      Study Design

      This is a secondary analysis of a randomized controlled trial in 10,154 low-risk nulliparous women administered vitamin C and E or placebo daily from 9-16 weeks' gestation until delivery. Of these, 1,187 women had fasting plasma glucose and insulin tested between 22 and 26 weeks' gestation.
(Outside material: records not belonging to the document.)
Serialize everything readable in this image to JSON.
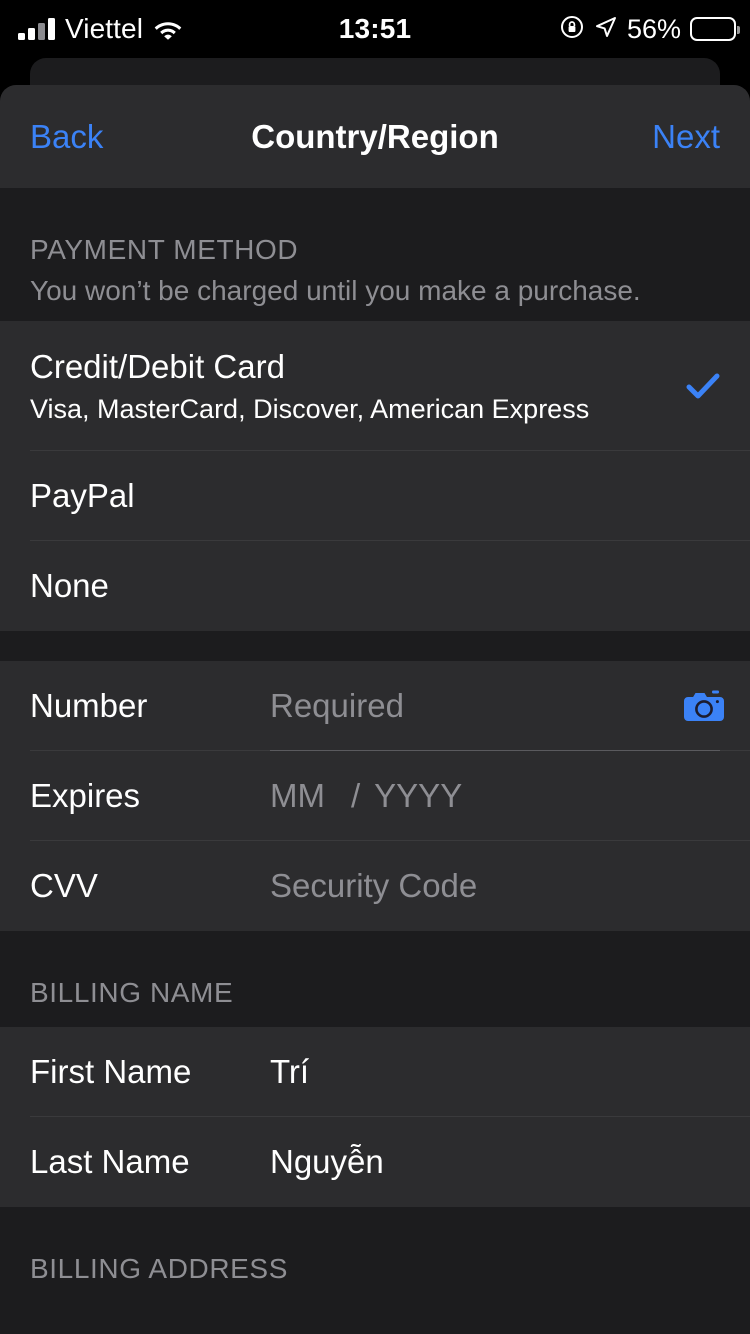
{
  "status_bar": {
    "carrier": "Viettel",
    "time": "13:51",
    "battery_percent": "56%",
    "signal_icon": "cellular-signal-icon",
    "wifi_icon": "wifi-icon",
    "rotation_lock_icon": "rotation-lock-icon",
    "location_icon": "location-arrow-icon",
    "battery_icon": "battery-icon",
    "battery_level": 56
  },
  "navbar": {
    "back_label": "Back",
    "title": "Country/Region",
    "next_label": "Next",
    "accent_color": "#3b82f6"
  },
  "payment_method": {
    "header": "PAYMENT METHOD",
    "subtitle": "You won’t be charged until you make a purchase.",
    "options": [
      {
        "label": "Credit/Debit Card",
        "detail": "Visa, MasterCard, Discover, American Express",
        "selected": true,
        "check_icon": "checkmark-icon"
      },
      {
        "label": "PayPal",
        "detail": "",
        "selected": false
      },
      {
        "label": "None",
        "detail": "",
        "selected": false
      }
    ]
  },
  "card_details": {
    "fields": [
      {
        "label": "Number",
        "value": "",
        "placeholder": "Required",
        "has_camera": true,
        "camera_icon": "camera-icon"
      },
      {
        "label": "Expires",
        "value": "",
        "placeholder_month": "MM",
        "placeholder_separator": "/",
        "placeholder_year": "YYYY",
        "has_camera": false
      },
      {
        "label": "CVV",
        "value": "",
        "placeholder": "Security Code",
        "has_camera": false
      }
    ]
  },
  "billing_name": {
    "header": "BILLING NAME",
    "fields": [
      {
        "label": "First Name",
        "value": "Trí"
      },
      {
        "label": "Last Name",
        "value": "Nguyễn"
      }
    ]
  },
  "billing_address": {
    "header": "BILLING ADDRESS"
  },
  "colors": {
    "accent": "#3b82f6",
    "sheet_background": "#1c1c1e",
    "row_background": "#2c2c2e",
    "separator": "#3a3a3c",
    "secondary_text": "#8e8e93",
    "primary_text": "#ffffff"
  }
}
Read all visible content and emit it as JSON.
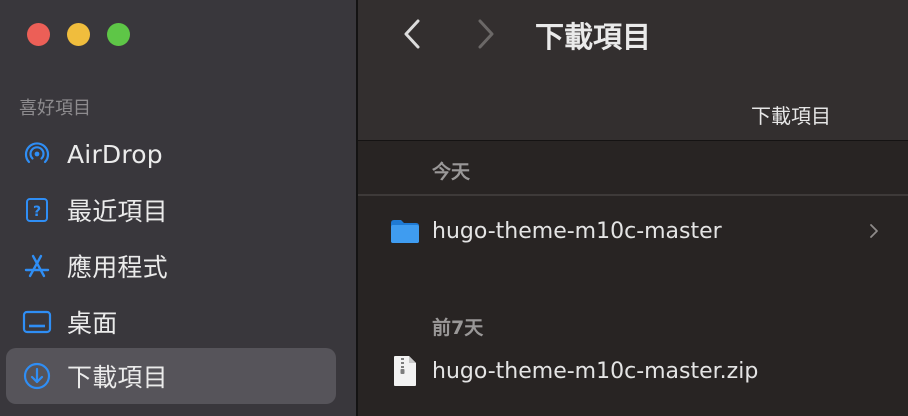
{
  "sidebar": {
    "section_title": "喜好項目",
    "items": [
      {
        "label": "AirDrop",
        "icon": "airdrop-icon"
      },
      {
        "label": "最近項目",
        "icon": "recents-icon"
      },
      {
        "label": "應用程式",
        "icon": "applications-icon"
      },
      {
        "label": "桌面",
        "icon": "desktop-icon"
      },
      {
        "label": "下載項目",
        "icon": "downloads-icon",
        "selected": true
      }
    ]
  },
  "toolbar": {
    "title": "下載項目",
    "column_header": "下載項目"
  },
  "groups": [
    {
      "title": "今天",
      "files": [
        {
          "name": "hugo-theme-m10c-master",
          "kind": "folder",
          "expandable": true
        }
      ]
    },
    {
      "title": "前7天",
      "files": [
        {
          "name": "hugo-theme-m10c-master.zip",
          "kind": "zip",
          "expandable": false
        }
      ]
    }
  ],
  "colors": {
    "accent": "#2f8ef5",
    "sidebar_bg": "#39373c",
    "selected_bg": "#56545a",
    "content_bg": "#282423"
  }
}
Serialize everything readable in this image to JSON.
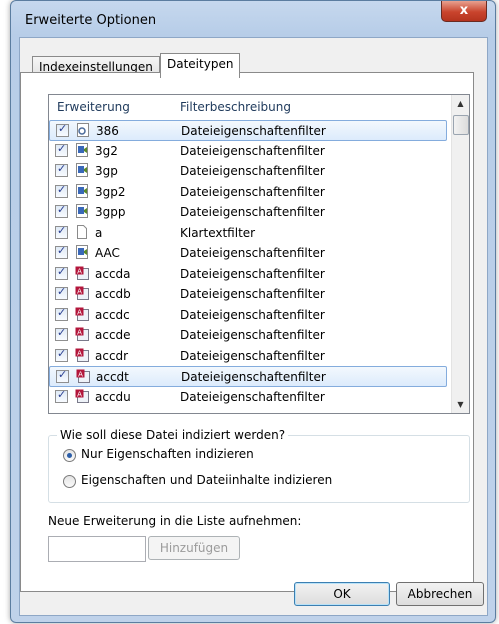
{
  "window": {
    "title": "Erweiterte Optionen",
    "close_glyph": "x"
  },
  "tabs": [
    {
      "label": "Indexeinstellungen",
      "active": false
    },
    {
      "label": "Dateitypen",
      "active": true
    }
  ],
  "list": {
    "columns": [
      "Erweiterung",
      "Filterbeschreibung"
    ],
    "rows": [
      {
        "ext": "386",
        "desc": "Dateieigenschaftenfilter",
        "icon": "gear-file-icon",
        "selected": true
      },
      {
        "ext": "3g2",
        "desc": "Dateieigenschaftenfilter",
        "icon": "media-file-icon",
        "selected": false
      },
      {
        "ext": "3gp",
        "desc": "Dateieigenschaftenfilter",
        "icon": "media-file-icon",
        "selected": false
      },
      {
        "ext": "3gp2",
        "desc": "Dateieigenschaftenfilter",
        "icon": "media-file-icon",
        "selected": false
      },
      {
        "ext": "3gpp",
        "desc": "Dateieigenschaftenfilter",
        "icon": "media-file-icon",
        "selected": false
      },
      {
        "ext": "a",
        "desc": "Klartextfilter",
        "icon": "blank-file-icon",
        "selected": false
      },
      {
        "ext": "AAC",
        "desc": "Dateieigenschaftenfilter",
        "icon": "media-file-icon",
        "selected": false
      },
      {
        "ext": "accda",
        "desc": "Dateieigenschaftenfilter",
        "icon": "access-file-icon",
        "selected": false
      },
      {
        "ext": "accdb",
        "desc": "Dateieigenschaftenfilter",
        "icon": "access-file-icon",
        "selected": false
      },
      {
        "ext": "accdc",
        "desc": "Dateieigenschaftenfilter",
        "icon": "access-file-icon",
        "selected": false
      },
      {
        "ext": "accde",
        "desc": "Dateieigenschaftenfilter",
        "icon": "access-file-icon",
        "selected": false
      },
      {
        "ext": "accdr",
        "desc": "Dateieigenschaftenfilter",
        "icon": "access-file-icon",
        "selected": false
      },
      {
        "ext": "accdt",
        "desc": "Dateieigenschaftenfilter",
        "icon": "access-file-icon",
        "selected": true
      },
      {
        "ext": "accdu",
        "desc": "Dateieigenschaftenfilter",
        "icon": "access-file-icon",
        "selected": false
      }
    ]
  },
  "index_group": {
    "title": "Wie soll diese Datei indiziert werden?",
    "options": [
      {
        "label": "Nur Eigenschaften indizieren",
        "checked": true
      },
      {
        "label": "Eigenschaften und Dateiinhalte indizieren",
        "checked": false
      }
    ]
  },
  "add_extension": {
    "label": "Neue Erweiterung in die Liste aufnehmen:",
    "value": "",
    "button": "Hinzufügen"
  },
  "footer": {
    "ok": "OK",
    "cancel": "Abbrechen"
  },
  "colors": {
    "selection_border": "#84acdd",
    "close_button": "#c9442d",
    "title_bar": "#c6d8ee"
  }
}
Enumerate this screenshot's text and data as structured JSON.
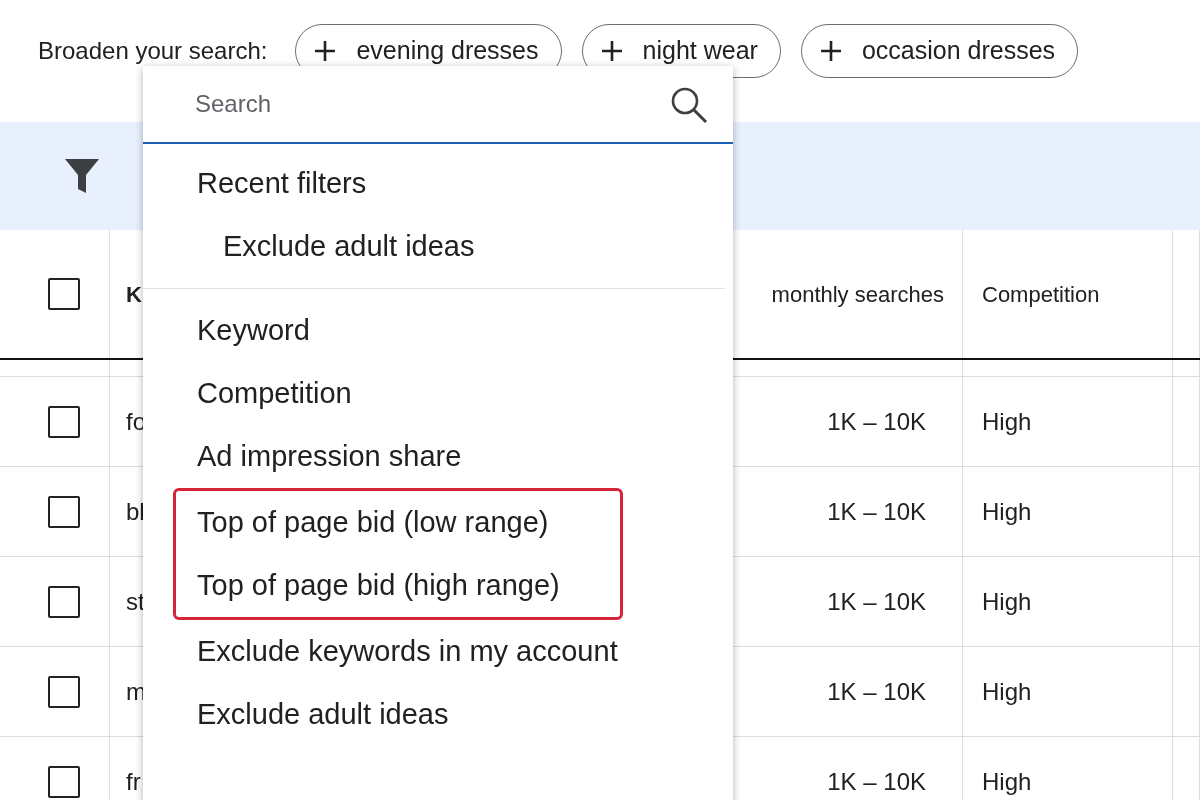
{
  "broaden": {
    "label": "Broaden your search:",
    "chips": [
      {
        "label": "evening dresses"
      },
      {
        "label": "night wear"
      },
      {
        "label": "occasion dresses"
      }
    ]
  },
  "table": {
    "select_all": {
      "checked": false
    },
    "columns": [
      {
        "label": "K"
      },
      {
        "label": "monthly searches"
      },
      {
        "label": "Competition"
      }
    ],
    "rows": [
      {
        "checked": false,
        "keyword": "fo",
        "searches": "1K – 10K",
        "competition": "High"
      },
      {
        "checked": false,
        "keyword": "bl",
        "searches": "1K – 10K",
        "competition": "High"
      },
      {
        "checked": false,
        "keyword": "st",
        "searches": "1K – 10K",
        "competition": "High"
      },
      {
        "checked": false,
        "keyword": "m",
        "searches": "1K – 10K",
        "competition": "High"
      },
      {
        "checked": false,
        "keyword": "fr",
        "searches": "1K – 10K",
        "competition": "High"
      }
    ]
  },
  "filter_menu": {
    "search": {
      "placeholder": "Search"
    },
    "recent": {
      "title": "Recent filters",
      "items": [
        {
          "label": "Exclude adult ideas"
        }
      ]
    },
    "items": [
      {
        "label": "Keyword",
        "highlighted": false
      },
      {
        "label": "Competition",
        "highlighted": false
      },
      {
        "label": "Ad impression share",
        "highlighted": false
      },
      {
        "label": "Top of page bid (low range)",
        "highlighted": true
      },
      {
        "label": "Top of page bid (high range)",
        "highlighted": true
      },
      {
        "label": "Exclude keywords in my account",
        "highlighted": false
      },
      {
        "label": "Exclude adult ideas",
        "highlighted": false
      }
    ]
  }
}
IR was calculated by the homeostasis model assessment (HOMA-IR) derived from fasting plasma insulin (I) and glucose (G) values ((IxG/22.5)). Univariate and multivariate analyses controlling for maternal body mass index, race, treatment group, enrollment blood pressure and gestational age at sampling are presented.

      Results

      Eighty-five women developed preeclampsia and 592 remained normotensive without proteinuria. Fasting maternal G, I and HOMA-IR were significantly higher among those who subsequently developed preeclampsia compared with women who remained normotensive (p ≤ 0.01). Women with a mid-gestation fasting G, I, or HOMA-IR ≥ the 75th percentile were 1.5 to 1.9 fold more likely to develop preeclampsia (Table). Multivariate analyses confirmed midtrimester fasting I and HOMA-IR at ≥ the 75th percentile to be associated with preeclampsia. A HOMA-IR at ≥ the 75th percentile had a sensitivity of 40% for subsequent preeclampsia with a 25% false positive rate in normotensive women without proteinuria.
      TableMeasures ≥ 75th %ile
      MeasurePreE (%) N=85Normal (%) N=592ORAdjusted OR
      G37.626.51.7 [1.0-2.7]1.5 [0.9-2.5]
      I40.525.32.0 [1.3-3.2]1.8 [1.0-3.1]
      HOMA-IR40.524.82.1 [1.3-3.3]1.9 [1.1-3.2]
      PreE = preeclampsia

      Conclusions

      Maternal IR is associated with a significantly increased risk of subsequent preeclampsia.